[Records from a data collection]

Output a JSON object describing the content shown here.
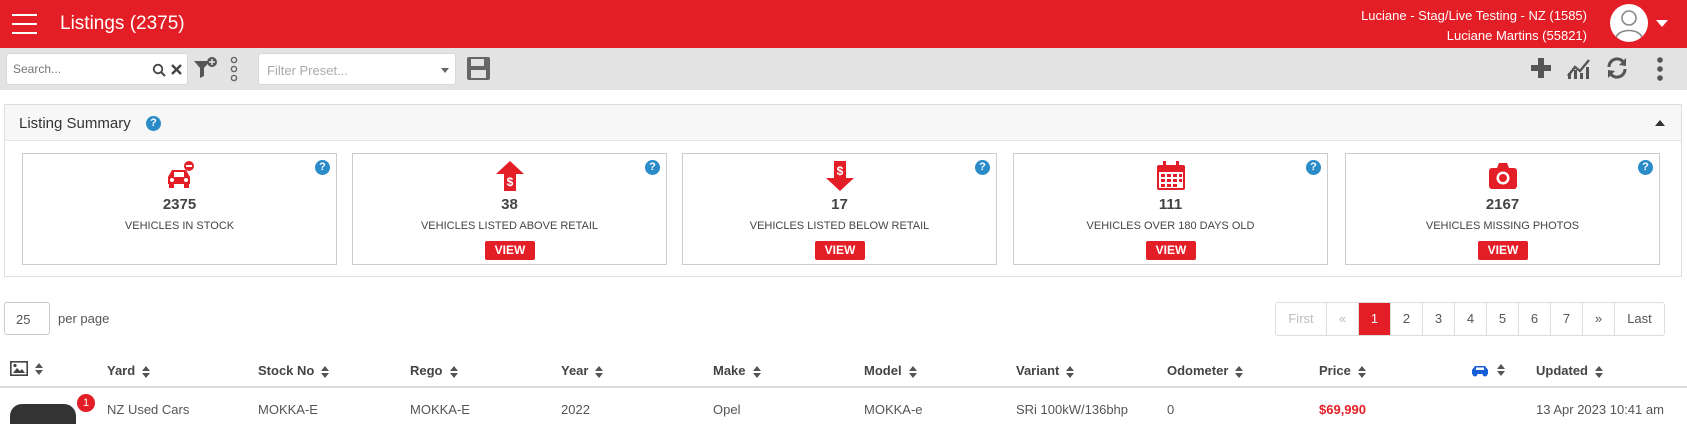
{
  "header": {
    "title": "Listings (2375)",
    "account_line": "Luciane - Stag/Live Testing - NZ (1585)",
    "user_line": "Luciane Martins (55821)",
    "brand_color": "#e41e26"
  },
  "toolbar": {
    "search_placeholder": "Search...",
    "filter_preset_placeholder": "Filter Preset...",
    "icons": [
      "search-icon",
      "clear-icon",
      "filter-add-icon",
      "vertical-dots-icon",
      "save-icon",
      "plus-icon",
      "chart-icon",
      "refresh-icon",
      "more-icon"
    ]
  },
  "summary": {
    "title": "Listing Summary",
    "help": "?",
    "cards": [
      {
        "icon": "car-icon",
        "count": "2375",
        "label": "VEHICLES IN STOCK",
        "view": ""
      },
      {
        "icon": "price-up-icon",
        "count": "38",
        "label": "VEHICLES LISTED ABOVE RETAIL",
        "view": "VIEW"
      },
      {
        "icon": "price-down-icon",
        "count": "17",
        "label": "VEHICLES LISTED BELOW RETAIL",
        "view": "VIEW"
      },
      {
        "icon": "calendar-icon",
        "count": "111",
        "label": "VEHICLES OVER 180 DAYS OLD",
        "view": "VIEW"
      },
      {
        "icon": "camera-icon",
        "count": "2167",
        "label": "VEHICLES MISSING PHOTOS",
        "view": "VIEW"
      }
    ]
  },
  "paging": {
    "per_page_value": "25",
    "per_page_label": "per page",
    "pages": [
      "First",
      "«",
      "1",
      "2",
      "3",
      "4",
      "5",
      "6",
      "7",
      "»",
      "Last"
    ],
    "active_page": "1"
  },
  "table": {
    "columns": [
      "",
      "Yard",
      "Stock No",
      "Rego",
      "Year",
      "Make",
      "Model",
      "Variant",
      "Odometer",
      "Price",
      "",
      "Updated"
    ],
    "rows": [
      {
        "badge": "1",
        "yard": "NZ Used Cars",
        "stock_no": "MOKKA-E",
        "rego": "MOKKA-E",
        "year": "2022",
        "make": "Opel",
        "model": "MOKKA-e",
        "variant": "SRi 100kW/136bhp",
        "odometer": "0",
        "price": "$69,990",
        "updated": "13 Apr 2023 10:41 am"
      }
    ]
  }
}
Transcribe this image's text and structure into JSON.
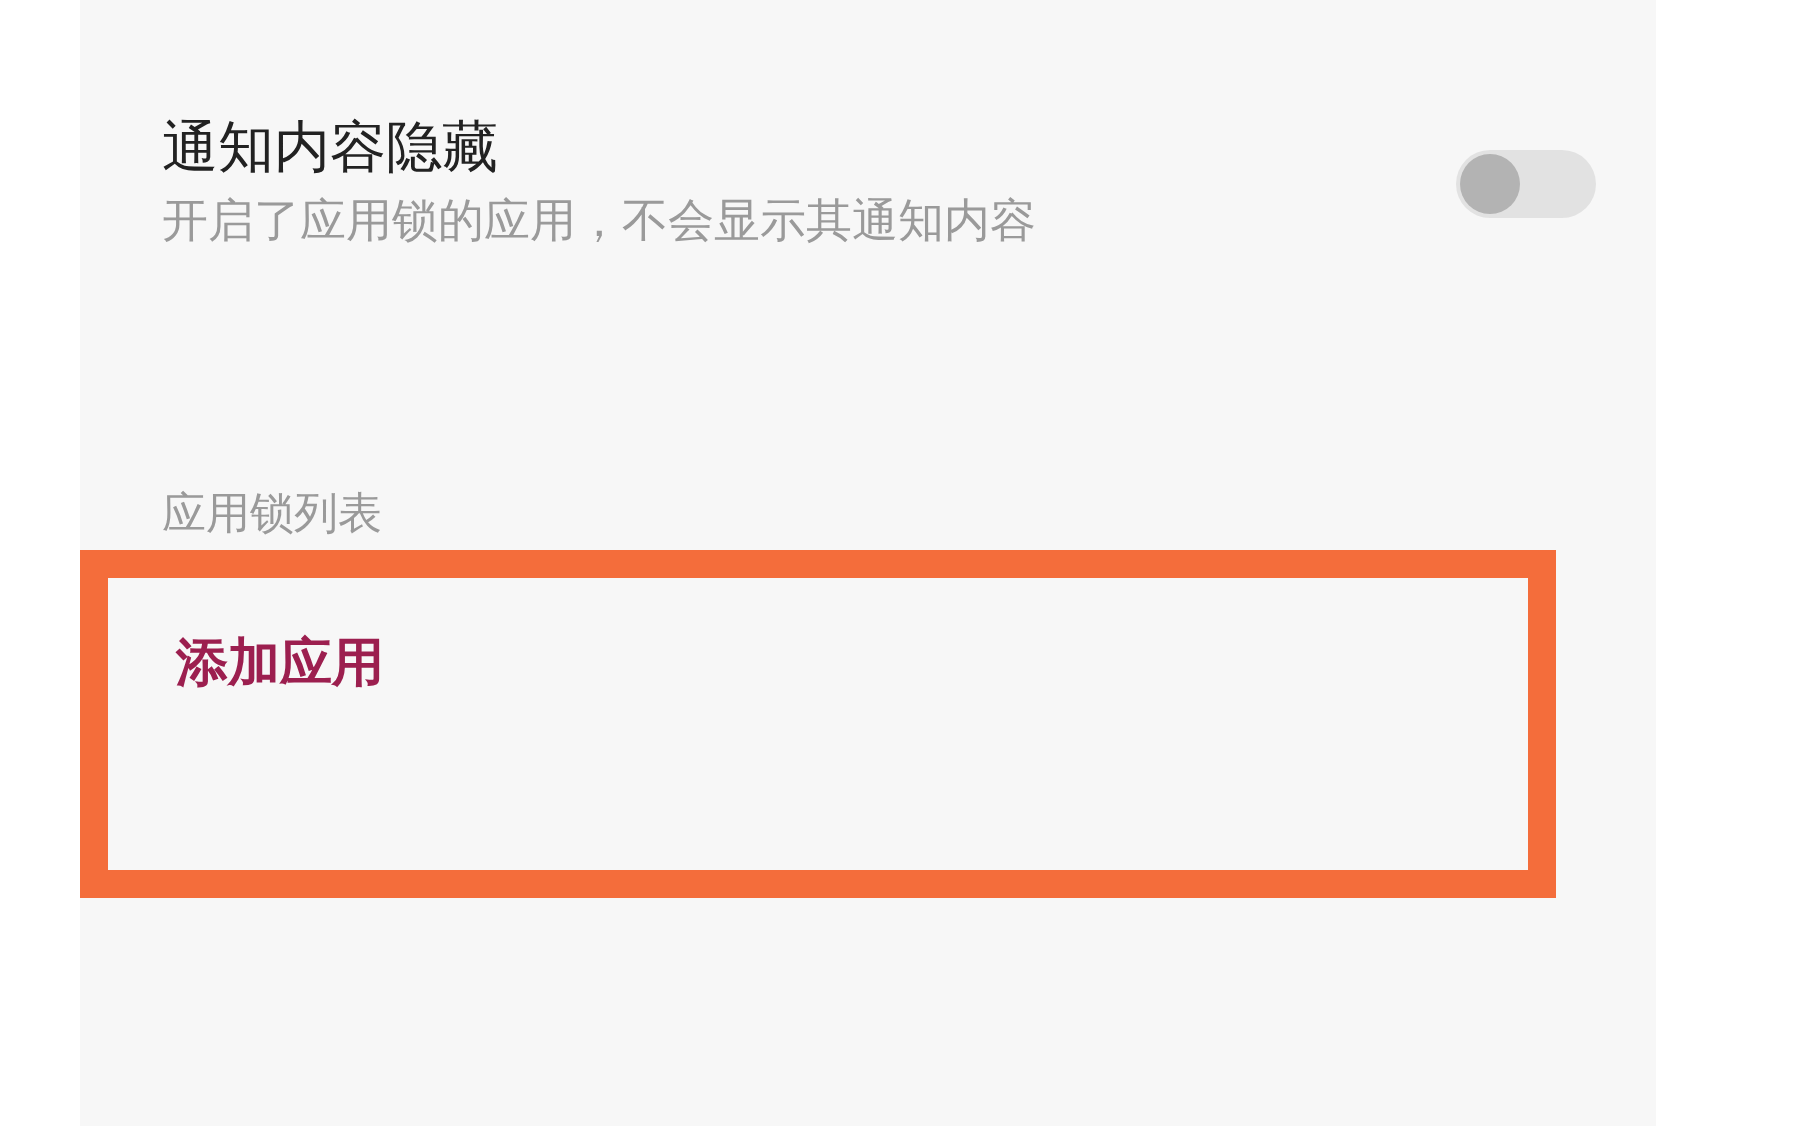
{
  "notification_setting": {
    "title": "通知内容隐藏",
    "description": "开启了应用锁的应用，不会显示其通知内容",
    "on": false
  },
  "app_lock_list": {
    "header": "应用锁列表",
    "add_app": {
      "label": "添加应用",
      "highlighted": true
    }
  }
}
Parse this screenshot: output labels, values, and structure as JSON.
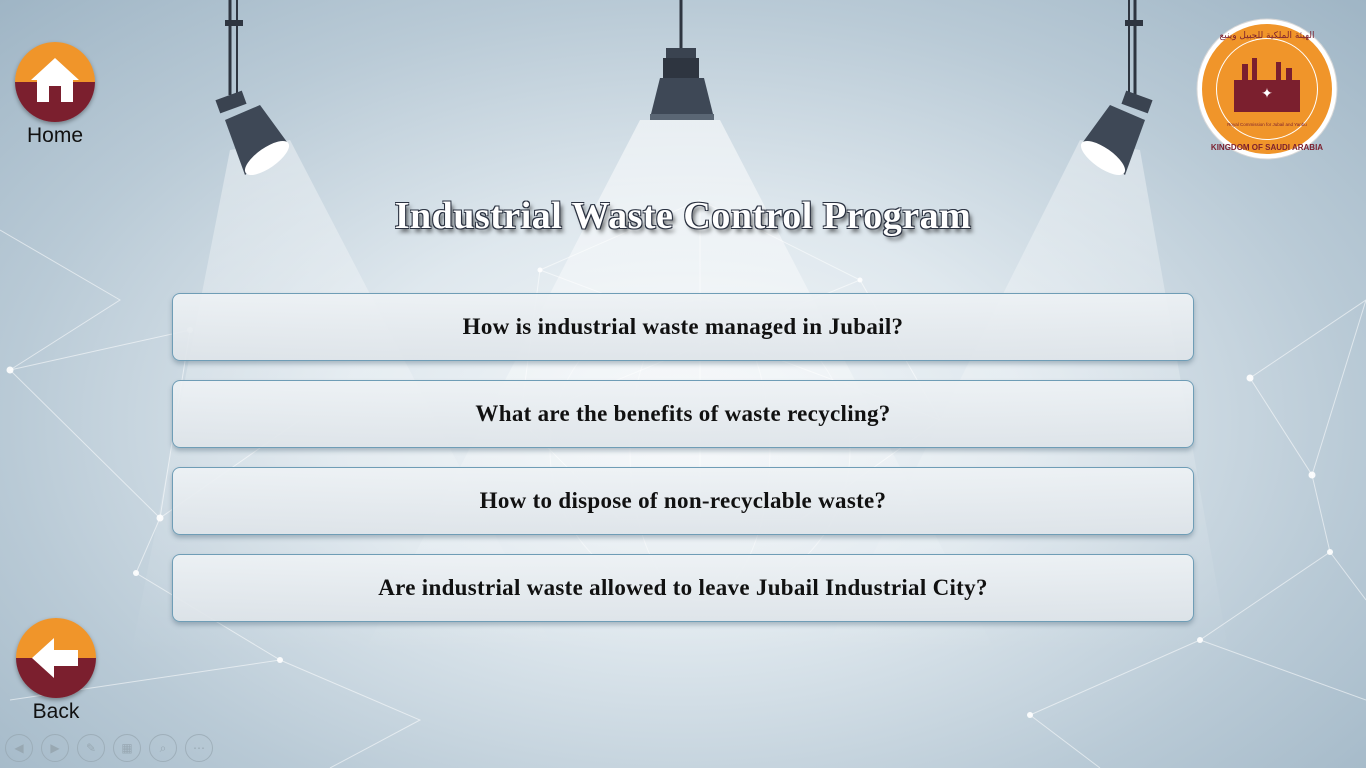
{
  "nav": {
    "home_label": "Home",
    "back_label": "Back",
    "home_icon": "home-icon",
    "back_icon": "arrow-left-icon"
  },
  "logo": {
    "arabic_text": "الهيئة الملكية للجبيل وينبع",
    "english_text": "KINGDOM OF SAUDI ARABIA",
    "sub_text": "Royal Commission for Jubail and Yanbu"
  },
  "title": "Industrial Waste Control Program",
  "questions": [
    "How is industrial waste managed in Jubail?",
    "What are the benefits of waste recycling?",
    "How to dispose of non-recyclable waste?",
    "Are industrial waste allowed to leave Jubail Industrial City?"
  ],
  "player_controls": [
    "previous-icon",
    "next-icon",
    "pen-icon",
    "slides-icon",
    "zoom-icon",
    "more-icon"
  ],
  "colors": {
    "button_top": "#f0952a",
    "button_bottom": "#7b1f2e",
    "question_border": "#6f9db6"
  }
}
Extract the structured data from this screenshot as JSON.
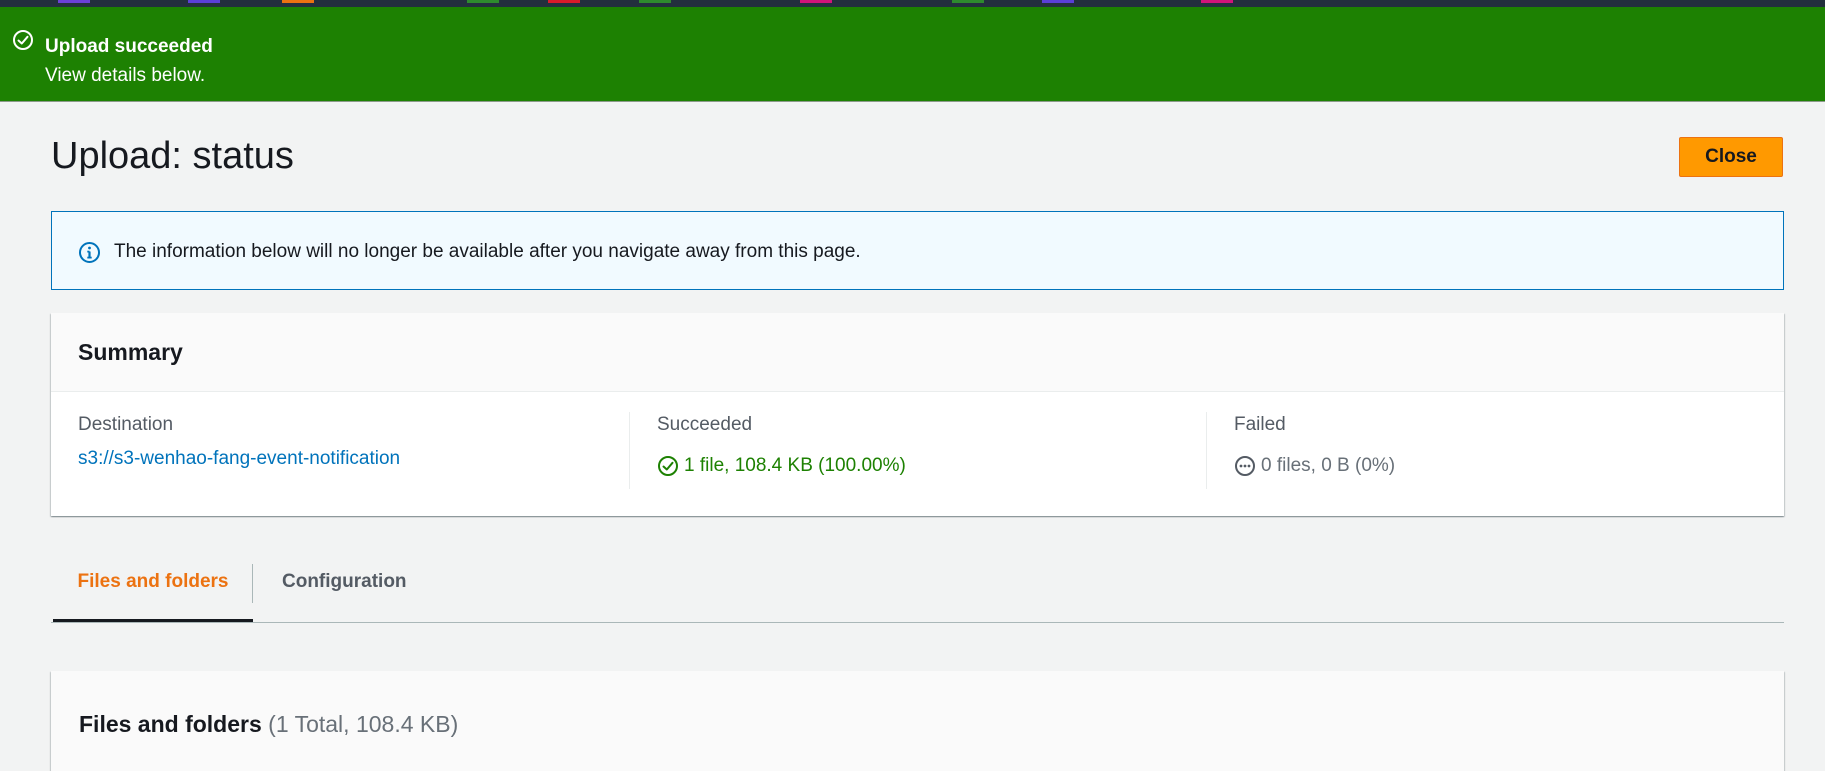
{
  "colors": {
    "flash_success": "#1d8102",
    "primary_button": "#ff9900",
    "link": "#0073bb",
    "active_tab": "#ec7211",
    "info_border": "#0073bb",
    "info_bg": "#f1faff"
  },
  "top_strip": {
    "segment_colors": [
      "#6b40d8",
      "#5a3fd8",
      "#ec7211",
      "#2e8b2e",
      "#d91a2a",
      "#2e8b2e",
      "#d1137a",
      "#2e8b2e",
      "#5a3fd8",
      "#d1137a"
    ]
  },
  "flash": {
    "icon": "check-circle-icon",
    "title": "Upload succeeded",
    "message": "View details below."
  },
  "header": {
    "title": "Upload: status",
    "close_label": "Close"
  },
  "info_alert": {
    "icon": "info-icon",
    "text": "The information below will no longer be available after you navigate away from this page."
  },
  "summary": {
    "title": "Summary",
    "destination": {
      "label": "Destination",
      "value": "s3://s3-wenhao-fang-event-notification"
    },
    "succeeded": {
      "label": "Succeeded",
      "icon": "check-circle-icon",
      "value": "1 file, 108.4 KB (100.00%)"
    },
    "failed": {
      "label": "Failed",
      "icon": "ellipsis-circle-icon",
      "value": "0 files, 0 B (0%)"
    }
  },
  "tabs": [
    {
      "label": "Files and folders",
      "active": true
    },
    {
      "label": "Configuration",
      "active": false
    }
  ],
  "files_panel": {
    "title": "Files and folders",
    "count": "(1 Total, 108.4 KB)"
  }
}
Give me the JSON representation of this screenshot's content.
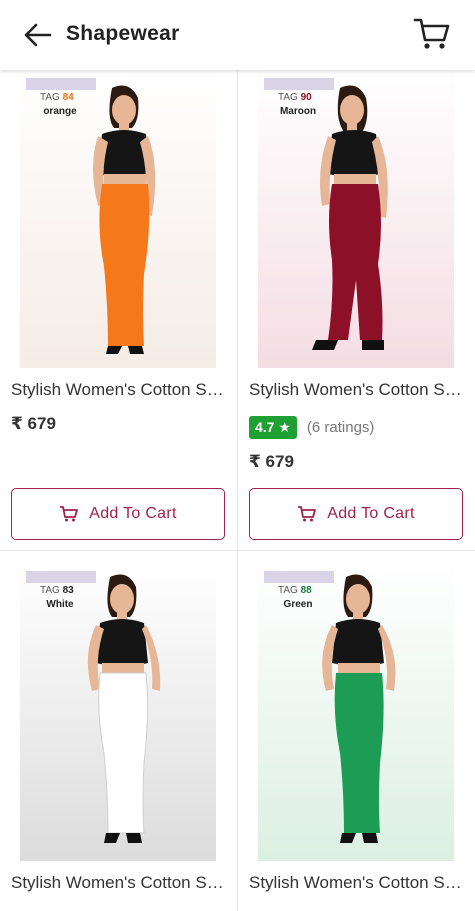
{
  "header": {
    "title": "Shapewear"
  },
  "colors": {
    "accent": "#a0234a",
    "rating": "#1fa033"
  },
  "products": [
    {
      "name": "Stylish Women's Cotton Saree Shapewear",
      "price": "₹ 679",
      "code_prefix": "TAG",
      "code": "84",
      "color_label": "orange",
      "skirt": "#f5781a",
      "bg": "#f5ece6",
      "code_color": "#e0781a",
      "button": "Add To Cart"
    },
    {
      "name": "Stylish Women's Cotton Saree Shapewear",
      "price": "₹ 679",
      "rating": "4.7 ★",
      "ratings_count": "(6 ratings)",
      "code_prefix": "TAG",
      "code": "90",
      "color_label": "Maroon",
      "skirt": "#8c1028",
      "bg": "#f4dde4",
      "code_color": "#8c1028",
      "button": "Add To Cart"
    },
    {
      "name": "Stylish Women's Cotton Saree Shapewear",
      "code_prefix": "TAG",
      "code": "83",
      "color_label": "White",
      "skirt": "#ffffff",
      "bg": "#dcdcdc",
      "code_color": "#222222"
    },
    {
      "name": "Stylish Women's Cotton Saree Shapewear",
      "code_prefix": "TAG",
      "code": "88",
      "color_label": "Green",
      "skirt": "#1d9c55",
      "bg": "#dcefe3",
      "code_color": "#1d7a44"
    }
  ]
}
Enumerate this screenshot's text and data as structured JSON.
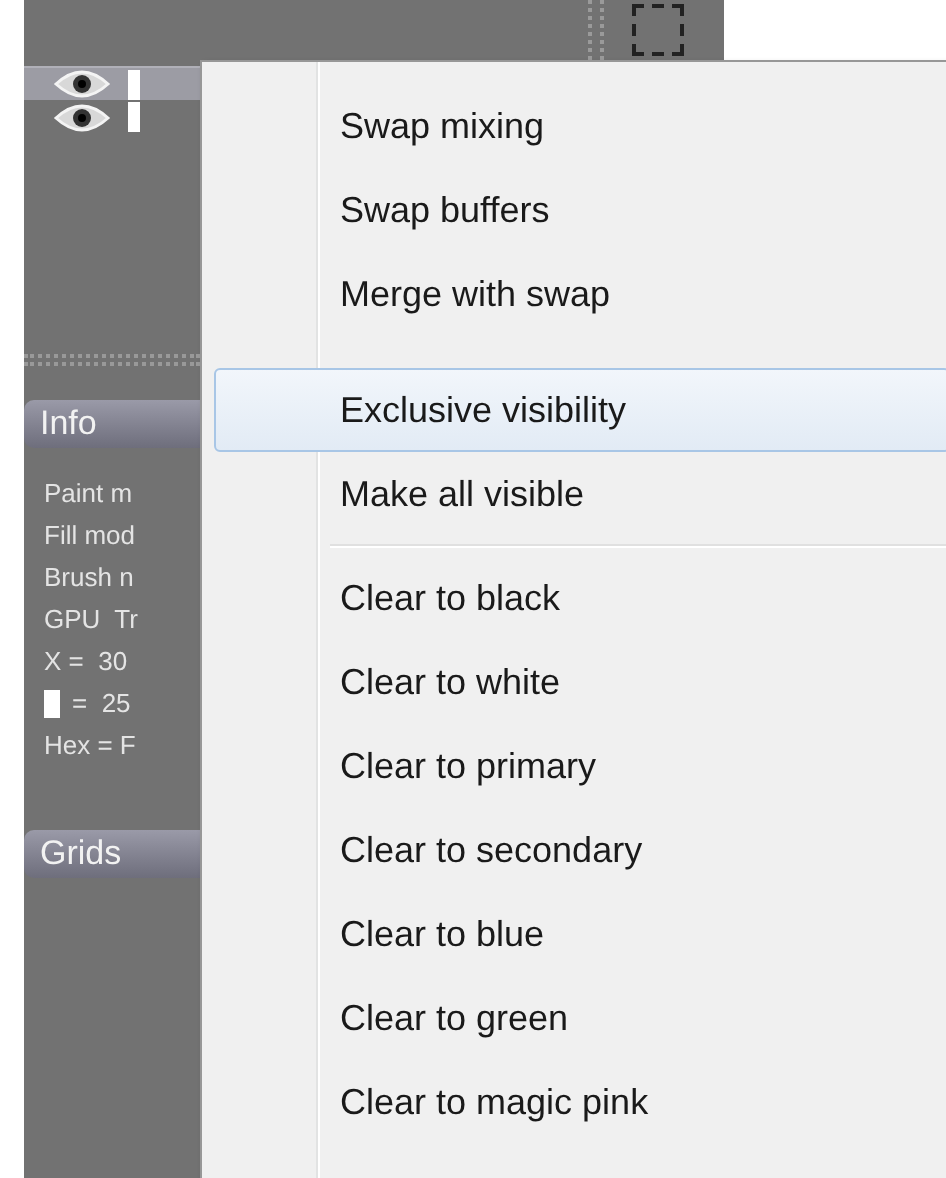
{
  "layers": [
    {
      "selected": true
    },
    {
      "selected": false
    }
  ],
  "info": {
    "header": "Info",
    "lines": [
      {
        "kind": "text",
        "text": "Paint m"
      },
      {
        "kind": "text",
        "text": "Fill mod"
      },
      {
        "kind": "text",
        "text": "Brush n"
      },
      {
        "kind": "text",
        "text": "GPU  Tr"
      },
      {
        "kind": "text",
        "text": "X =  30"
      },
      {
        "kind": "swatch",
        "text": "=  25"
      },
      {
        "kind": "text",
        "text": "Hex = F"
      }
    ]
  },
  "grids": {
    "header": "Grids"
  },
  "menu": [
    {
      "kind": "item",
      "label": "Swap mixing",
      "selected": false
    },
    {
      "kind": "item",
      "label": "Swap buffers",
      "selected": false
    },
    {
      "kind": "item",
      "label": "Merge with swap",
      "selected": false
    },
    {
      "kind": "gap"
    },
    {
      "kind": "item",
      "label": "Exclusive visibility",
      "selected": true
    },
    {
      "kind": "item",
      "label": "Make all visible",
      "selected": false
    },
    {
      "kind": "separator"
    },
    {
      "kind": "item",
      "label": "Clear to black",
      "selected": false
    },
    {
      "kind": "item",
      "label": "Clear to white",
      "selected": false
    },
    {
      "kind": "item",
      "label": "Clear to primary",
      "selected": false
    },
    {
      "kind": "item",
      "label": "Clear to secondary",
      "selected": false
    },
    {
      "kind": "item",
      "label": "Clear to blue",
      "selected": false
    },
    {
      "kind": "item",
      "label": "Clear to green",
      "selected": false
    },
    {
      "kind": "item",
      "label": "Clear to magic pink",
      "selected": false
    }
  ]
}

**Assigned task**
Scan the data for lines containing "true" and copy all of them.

**Exercise output**
      "highlighted": true
      "active": true
      "selected": true
      "selected": true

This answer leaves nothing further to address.